Learning to love aged wine

July 10, 2014

Learning to love aged wine

It was Monday the 11th of July 1994, twenty years ago tomorrow. I was what is now strangely called a ‘tween’. I know it was my brother’s birthday but I can’t remember much else about the day our family first opened the doors of La Vigna. What I now know is that very soon after this auspicious occasion, my father Michael began to put away a wide range of wines in La Vigna’s purpose built cellar – his own Secret Cellar. Many of these wines are now at the point where they need to be enjoyed, so we’ve enjoyed sampling a selection and we have them tucked away in a corner of the store for you to peruse next time you drop in. If you’re thinking these are expensive wines, you’d be wrong; my father aged a lot of wines in the $20 to $40 price range from the early nineties, and these are drinking now. It’s really quite rare to find affordable aged wines these days, they usually aren’t on offer in restaurants or mainstream wine stores, so I do think La Vigna’s cellar offers a very exciting opportunity to experience a mature wine for under $50. However, I know that many people still hesitate to buy an aged wine, for many reasons, so I thought I’d answers some FAQs and set your mind at ease about how best to drink a wine produced a couple of decades ago.

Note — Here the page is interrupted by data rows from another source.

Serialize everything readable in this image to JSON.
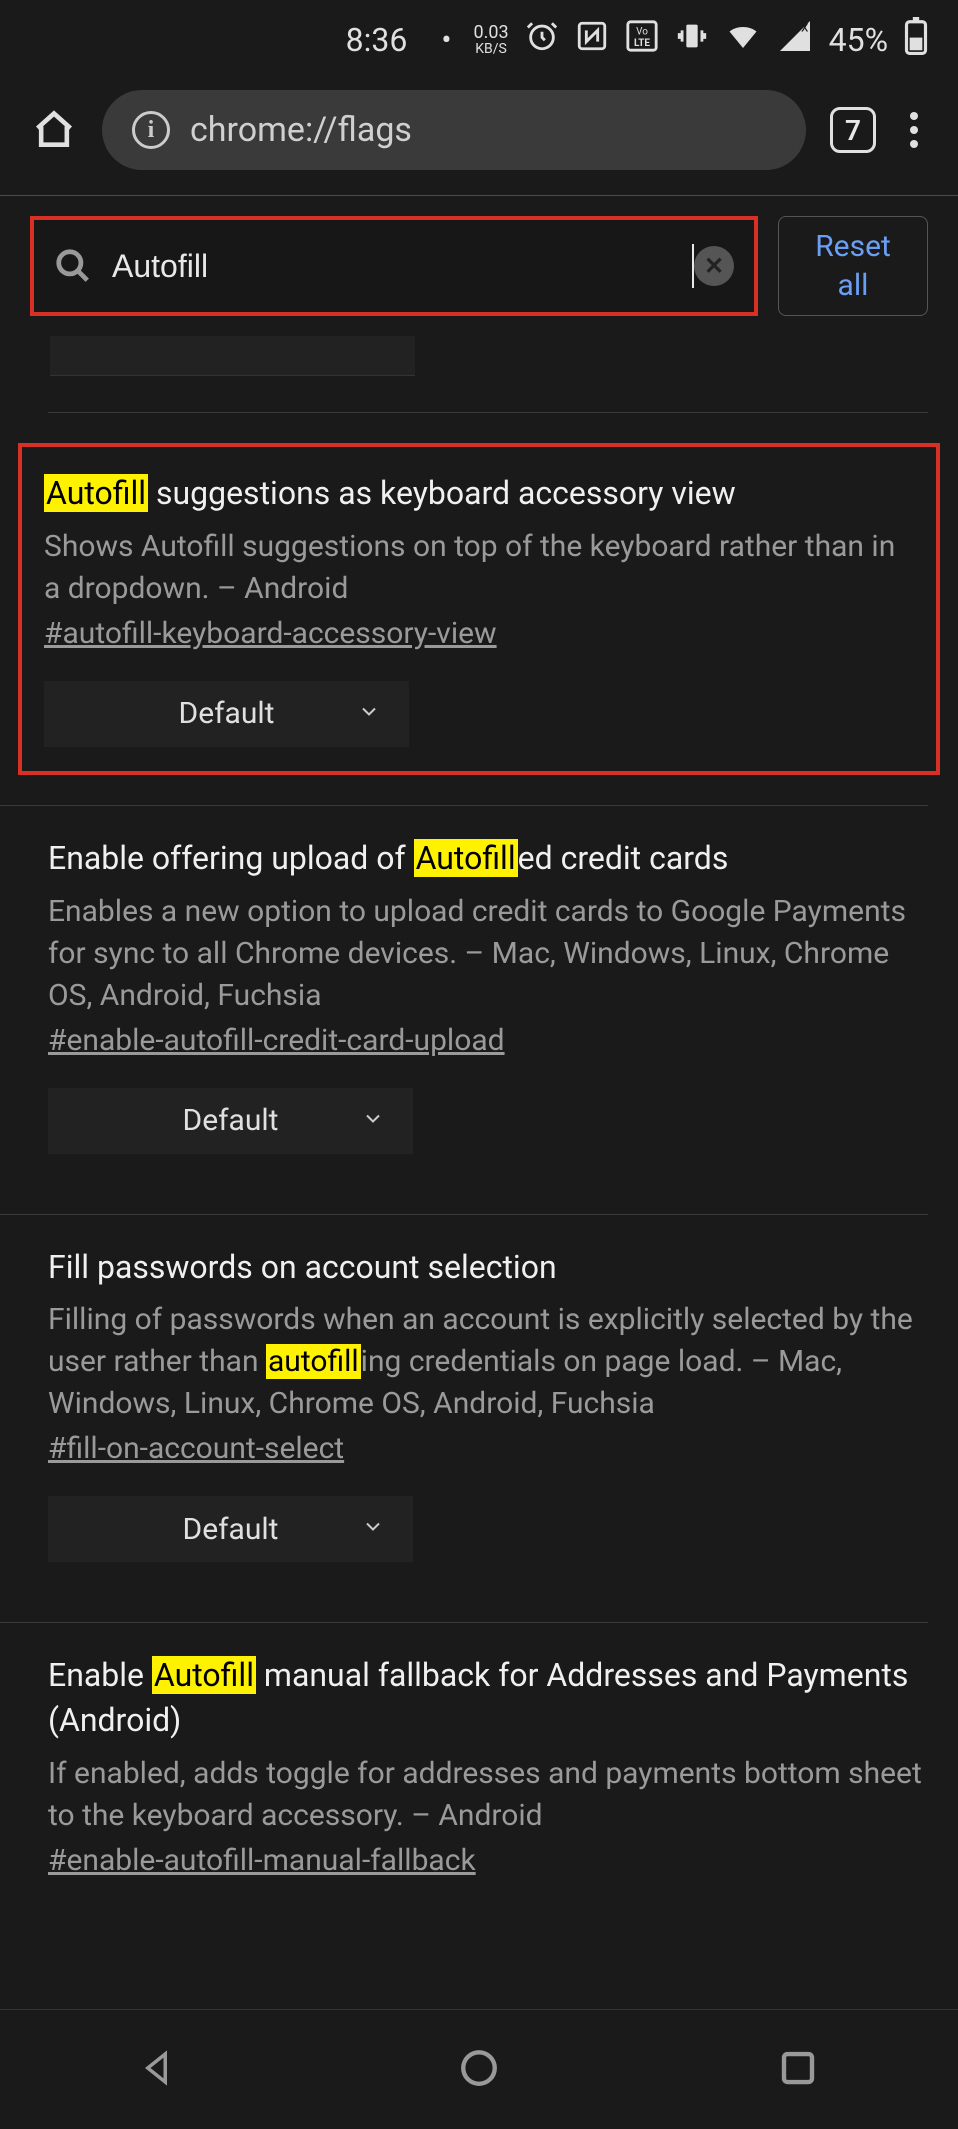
{
  "status": {
    "time": "8:36",
    "speed_top": "0.03",
    "speed_bot": "KB/S",
    "battery_pct": "45%"
  },
  "browser": {
    "url": "chrome://flags",
    "tab_count": "7"
  },
  "search": {
    "value": "Autofill",
    "reset_top": "Reset",
    "reset_bot": "all"
  },
  "flags": [
    {
      "title_pre": "",
      "title_hl": "Autofill",
      "title_post": " suggestions as keyboard accessory view",
      "desc": "Shows Autofill suggestions on top of the keyboard rather than in a dropdown. – Android",
      "hash": "#autofill-keyboard-accessory-view",
      "select": "Default"
    },
    {
      "title_pre": "Enable offering upload of ",
      "title_hl": "Autofill",
      "title_post": "ed credit cards",
      "desc": "Enables a new option to upload credit cards to Google Payments for sync to all Chrome devices. – Mac, Windows, Linux, Chrome OS, Android, Fuchsia",
      "hash": "#enable-autofill-credit-card-upload",
      "select": "Default"
    },
    {
      "title_pre_a": "Fill passwords on account selection",
      "desc_pre": "Filling of passwords when an account is explicitly selected by the user rather than ",
      "desc_hl": "autofill",
      "desc_post": "ing credentials on page load. – Mac, Windows, Linux, Chrome OS, Android, Fuchsia",
      "hash": "#fill-on-account-select",
      "select": "Default"
    },
    {
      "title_pre": "Enable ",
      "title_hl": "Autofill",
      "title_post": " manual fallback for Addresses and Payments (Android)",
      "desc": "If enabled, adds toggle for addresses and payments bottom sheet to the keyboard accessory. – Android",
      "hash": "#enable-autofill-manual-fallback"
    }
  ]
}
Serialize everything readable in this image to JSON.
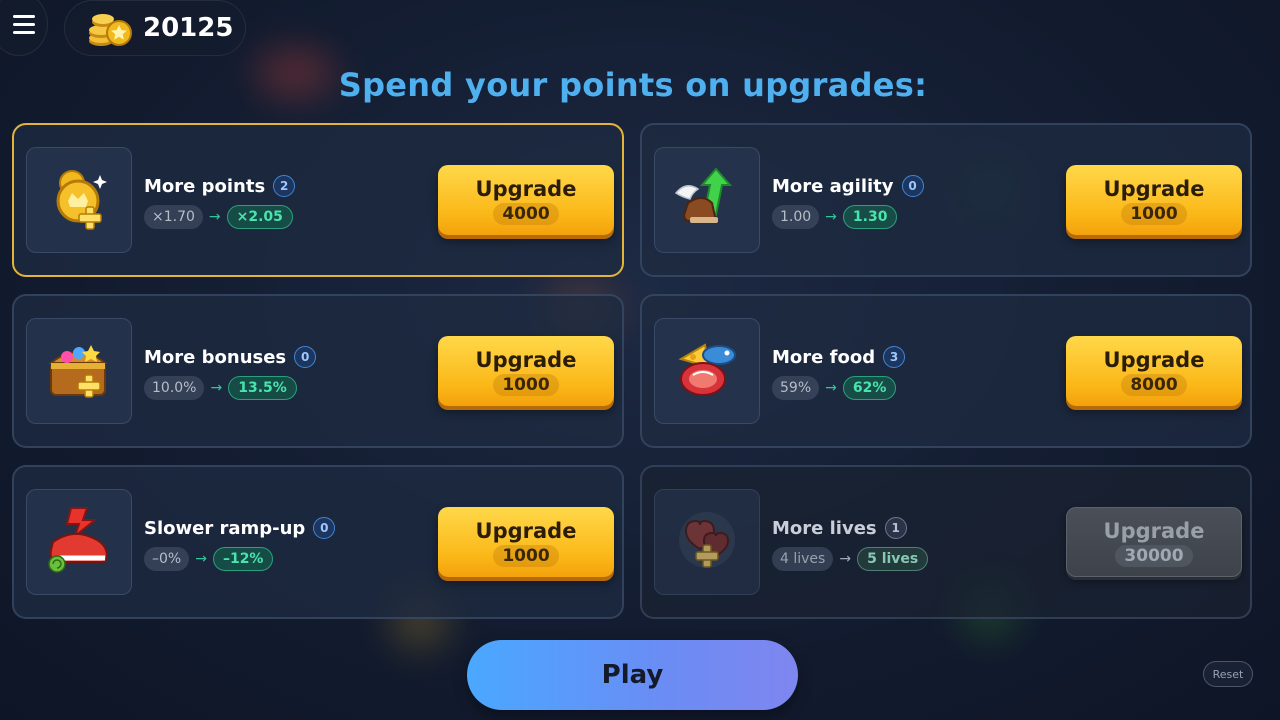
{
  "header": {
    "menu_icon": "hamburger-menu-icon",
    "coin_icon": "gold-coins-icon",
    "coins": "20125"
  },
  "headline": "Spend your points on upgrades:",
  "upgrades": [
    {
      "title": "More points",
      "level": "2",
      "old": "×1.70",
      "new": "×2.05",
      "button": "Upgrade",
      "cost": "4000",
      "icon": "gold-coin-plus-icon",
      "selected": true,
      "disabled": false
    },
    {
      "title": "More agility",
      "level": "0",
      "old": "1.00",
      "new": "1.30",
      "button": "Upgrade",
      "cost": "1000",
      "icon": "winged-boot-icon",
      "selected": false,
      "disabled": false
    },
    {
      "title": "More bonuses",
      "level": "0",
      "old": "10.0%",
      "new": "13.5%",
      "button": "Upgrade",
      "cost": "1000",
      "icon": "treasure-chest-icon",
      "selected": false,
      "disabled": false
    },
    {
      "title": "More food",
      "level": "3",
      "old": "59%",
      "new": "62%",
      "button": "Upgrade",
      "cost": "8000",
      "icon": "food-icon",
      "selected": false,
      "disabled": false
    },
    {
      "title": "Slower ramp-up",
      "level": "0",
      "old": "–0%",
      "new": "–12%",
      "button": "Upgrade",
      "cost": "1000",
      "icon": "red-sneaker-snail-icon",
      "selected": false,
      "disabled": false
    },
    {
      "title": "More lives",
      "level": "1",
      "old": "4 lives",
      "new": "5 lives",
      "button": "Upgrade",
      "cost": "30000",
      "icon": "hearts-plus-icon",
      "selected": false,
      "disabled": true
    }
  ],
  "arrow": "→",
  "play_label": "Play",
  "reset_label": "Reset",
  "colors": {
    "headline": "#4fb0f0",
    "upgrade_button": "#fbb818",
    "selected_border": "#e2b53a",
    "stat_new": "#49e3ad",
    "play_button": "#5a9cf8"
  }
}
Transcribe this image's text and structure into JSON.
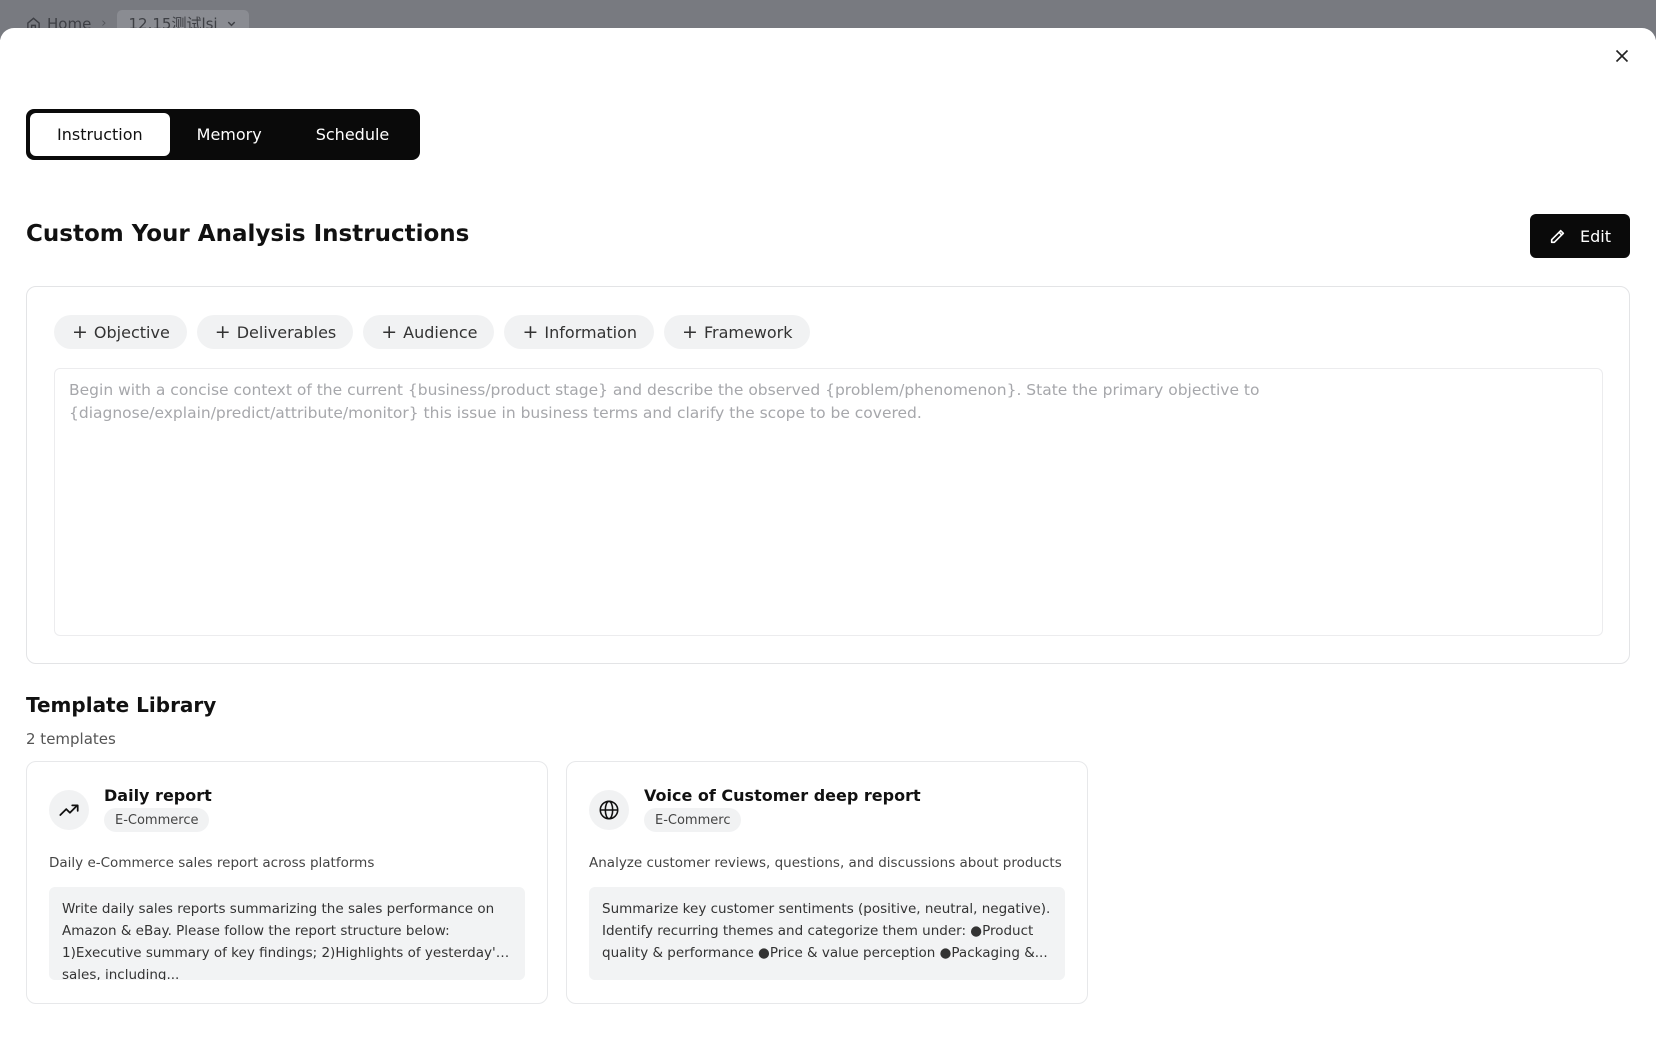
{
  "background": {
    "breadcrumb": {
      "home": "Home",
      "project": "12.15测试lsi"
    }
  },
  "modal": {
    "tabs": [
      {
        "label": "Instruction",
        "active": true
      },
      {
        "label": "Memory",
        "active": false
      },
      {
        "label": "Schedule",
        "active": false
      }
    ],
    "section_title": "Custom Your Analysis Instructions",
    "edit_label": "Edit",
    "chips": [
      "Objective",
      "Deliverables",
      "Audience",
      "Information",
      "Framework"
    ],
    "instruction_placeholder": "Begin with a concise context of the current {business/product stage} and describe the observed {problem/phenomenon}. State the primary objective to {diagnose/explain/predict/attribute/monitor} this issue in business terms and clarify the scope to be covered.",
    "library": {
      "title": "Template Library",
      "count": "2 templates",
      "templates": [
        {
          "name": "Daily report",
          "tag": "E-Commerce",
          "icon": "trending-up-icon",
          "description": "Daily e-Commerce sales report across platforms",
          "body": "Write daily sales reports summarizing the sales performance on Amazon & eBay. Please follow the report structure below: 1)Executive summary of key findings; 2)Highlights of yesterday's sales, including..."
        },
        {
          "name": "Voice of Customer deep report",
          "tag": "E-Commerc",
          "icon": "globe-icon",
          "description": "Analyze customer reviews, questions, and discussions about products",
          "body": "Summarize key customer sentiments (positive, neutral, negative). Identify recurring themes and categorize them under: ●Product quality & performance ●Price & value perception ●Packaging &..."
        }
      ]
    }
  },
  "colors": {
    "primary": "#0a0a0a",
    "chip_bg": "#f1f2f3",
    "placeholder": "#a6a7ab",
    "backdrop": "#787a80"
  }
}
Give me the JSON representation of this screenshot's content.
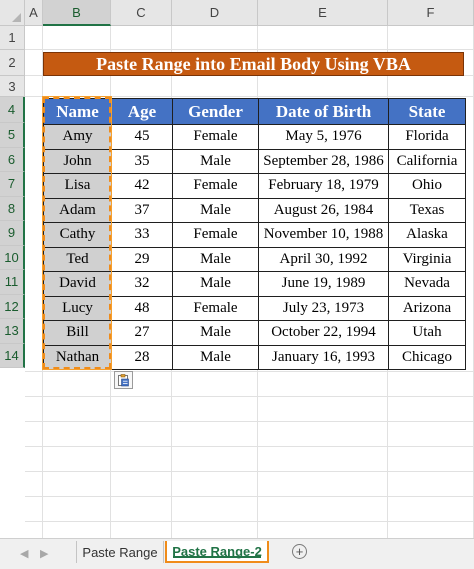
{
  "columns": [
    "A",
    "B",
    "C",
    "D",
    "E",
    "F"
  ],
  "rows": [
    "1",
    "2",
    "3",
    "4",
    "5",
    "6",
    "7",
    "8",
    "9",
    "10",
    "11",
    "12",
    "13",
    "14"
  ],
  "title": "Paste Range into Email Body Using VBA",
  "table": {
    "headers": [
      "Name",
      "Age",
      "Gender",
      "Date of Birth",
      "State"
    ],
    "rows": [
      [
        "Amy",
        "45",
        "Female",
        "May 5, 1976",
        "Florida"
      ],
      [
        "John",
        "35",
        "Male",
        "September 28, 1986",
        "California"
      ],
      [
        "Lisa",
        "42",
        "Female",
        "February 18, 1979",
        "Ohio"
      ],
      [
        "Adam",
        "37",
        "Male",
        "August 26, 1984",
        "Texas"
      ],
      [
        "Cathy",
        "33",
        "Female",
        "November 10, 1988",
        "Alaska"
      ],
      [
        "Ted",
        "29",
        "Male",
        "April 30, 1992",
        "Virginia"
      ],
      [
        "David",
        "32",
        "Male",
        "June 19, 1989",
        "Nevada"
      ],
      [
        "Lucy",
        "48",
        "Female",
        "July 23, 1973",
        "Arizona"
      ],
      [
        "Bill",
        "27",
        "Male",
        "October 22, 1994",
        "Utah"
      ],
      [
        "Nathan",
        "28",
        "Male",
        "January 16, 1993",
        "Chicago"
      ]
    ]
  },
  "sheet_tabs": {
    "tab1": "Paste Range",
    "tab2": "Paste Range-2",
    "active": "Paste Range-2"
  },
  "colors": {
    "title_bg": "#c55a11",
    "header_bg": "#4472c4",
    "name_cell_bg": "#d0d0d0",
    "selection_border": "#f08c1a",
    "excel_green": "#217346"
  },
  "icons": {
    "paste_options": "paste-options-icon",
    "add_sheet": "add-sheet-icon",
    "nav_prev": "nav-left-arrow-icon",
    "nav_next": "nav-right-arrow-icon"
  }
}
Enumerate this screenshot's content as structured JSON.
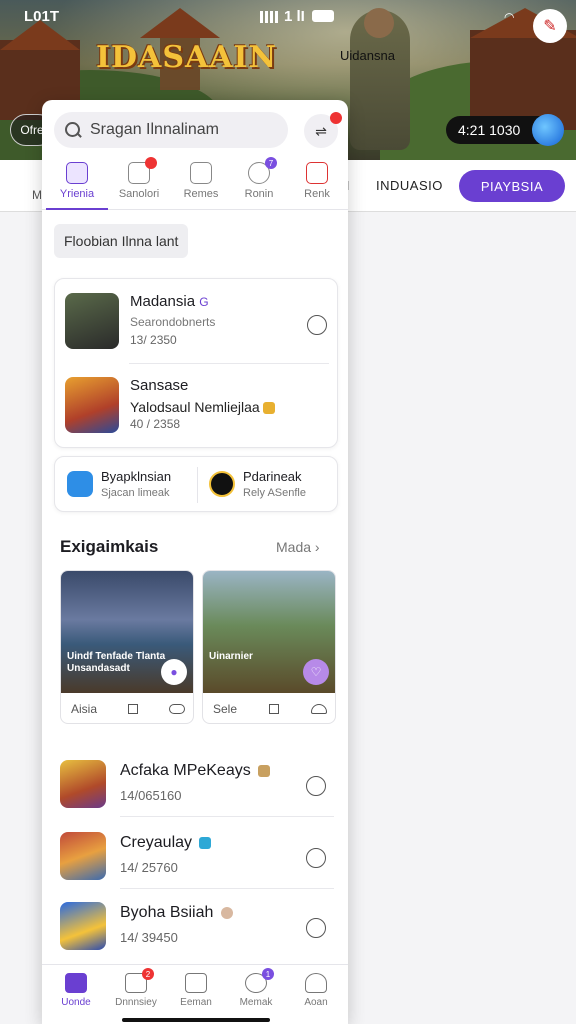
{
  "status_bar": {
    "time": "L01T",
    "right_text": "1 lI",
    "signal": "signal-icon",
    "battery": "battery-icon"
  },
  "banner": {
    "game_logo": "IDASAAIN",
    "character_label": "Uidansna",
    "left_chip": "Ofre",
    "timer": "4:21 1030"
  },
  "bg_tabs": {
    "left_fragment": "M",
    "separator": "I",
    "industry": "INDUASIO",
    "play_button": "PIAYBSIA"
  },
  "search": {
    "placeholder": "Sragan Ilnnalinam"
  },
  "category_tabs": [
    {
      "label": "Yrienia",
      "active": true,
      "badge": ""
    },
    {
      "label": "Sanolori",
      "active": false,
      "badge": ""
    },
    {
      "label": "Remes",
      "active": false,
      "badge": ""
    },
    {
      "label": "Ronin",
      "active": false,
      "badge": "7"
    },
    {
      "label": "Renk",
      "active": false,
      "badge": ""
    }
  ],
  "filter_chip": "Floobian Ilnna lant",
  "featured_games": [
    {
      "name": "Madansia",
      "sub": "Searondobnerts",
      "count": "13/ 2350"
    },
    {
      "name": "Sansase",
      "sub": "Yalodsaul Nemliejlaa",
      "count": "40 / 2358"
    }
  ],
  "mini_cards": [
    {
      "title": "Byapklnsian",
      "sub": "Sjacan limeak"
    },
    {
      "title": "Pdarineak",
      "sub": "Rely ASenfle"
    }
  ],
  "section": {
    "title": "Exigaimkais",
    "more": "Mada"
  },
  "feature_cards": [
    {
      "caption": "Uindf Tenfade Tlanta Unsandasadt",
      "foot_label": "Aisia"
    },
    {
      "caption": "Uinarnier",
      "foot_label": "Sele"
    }
  ],
  "game_list": [
    {
      "name": "Acfaka MPeKeays",
      "count": "14/065160"
    },
    {
      "name": "Creyaulay",
      "count": "14/ 25760"
    },
    {
      "name": "Byoha Bsiiah",
      "count": "14/ 39450"
    }
  ],
  "bottom_nav": [
    {
      "label": "Uonde",
      "active": true,
      "badge": ""
    },
    {
      "label": "Dnnnsiey",
      "active": false,
      "badge": "2"
    },
    {
      "label": "Eeman",
      "active": false,
      "badge": ""
    },
    {
      "label": "Memak",
      "active": false,
      "badge": "1"
    },
    {
      "label": "Aoan",
      "active": false,
      "badge": ""
    }
  ],
  "colors": {
    "accent": "#6a3fd1",
    "badge_red": "#e33333"
  }
}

What happens to a bottle of wine when it is aged?
When we age a wine at La Vigna it is expertly cared for in the optimum conditions of our cellar. However, because wine is ‘living’, organic matter, every bottle of wine will age differently, which is part of the fun! There’s an element of surprise and, it must be said, of risk; during our testing of the least promising of our aged bottles we found some absolute gems, and an occasional bottle that failed to meet expectations. Regardless, over time the bright red of any wine will change to a lighter, browner colour, echoing the transformation of big, rich flavour into something less intense on the palate. Aged wines have utterly unique characteristics that you won’t find in young wines – it’s a whole new world of wine to explore.

What about the cork?
The idea of a fragile cork, degraded with age, is enough to make any wine lover nervous. Will the cork crumble? Will the bottle be ‘corked’? Yes, aged corks do sometimes crumble but the good news is that this DOESN’T mean the bottle is corked and the wine will not be ruined. Corked wine occurs when the wine is contaminated by cork taint -  you can tell before you even taste it because corked wine smells like damp hessian or wet cardboard. The age of the cork has no bearing on the chance of this happening – it is just as likely (or unlikely) for a young bottle to be corked as an aged one. When opening a mature wine we recommend using a two pronged wine opener, also referred to as an ‘Ah So’ (available at La Vigna for $20), which will help you get the cork out in one piece and avoid leaving any stuck to the inside of the bottle neck. At the top end of the market we also sell the very effective Durand opener. Whatever you choose, just avoid using your standard waiter’s friend. If, after all, the cork still crumbles, all is not lost! Decanting the wine through a wine funnel with a built in sieve will get rid of the cork, as well as any sediment. You can find these handy wine tools at up-market tableware shops or you could use the kind of wine aerators we stock at La Vigna, which come with a sieve but no funnel.

What do you need to do with aged wine before you can drink it?
As a general rule I would open a matured bottle of wine in the morning for drinking that evening. This allows enough time for it to sit and settle. The need for decanting is a matter of personal taste and I would always recommend tasting a wine first to decide if you want to decant it. Once you decant, you can’t go back so if you’re happy with the wine the way it is,  just pour from the bottle. Sediment indicates a mature wine but if you don’t want to decant you can leave 30ml of wine in the bottle when pouring the last glass. Of course, you still may need to decant because of a crumbled cork but hey, life was meant to be interesting!

What about white wine?
White wine can age just as well as reds and like red grape varieties, each bottle of white wine will age differently. However, white wines rarely need decanting.

So, the important points to remember when opening aged wine are:

-    Stand the wine to let any sediment settle at the bottom of the bottle
-    Pull the cork carefully with a two pronged opener
-    If the cork crumbles then use a sieve
-    Pour gently into a decanter if required
All of this is to say – don’t be put off by the challenges of aged wine. The variations of taste, colour and corks that mature wines offer are an opportunity for wine lovers to try something genuinely unique. The best part is that with La Vigna you can explore these vintages without splurging, so the odd bottle that isn’t exactly to your taste is not a great loss and the unexpected gems that have aged superbly will shine even brighter.

- Ann Marie,

La Vigna

Leave a Reply

Your email address will not be published. Required fields are marked *

*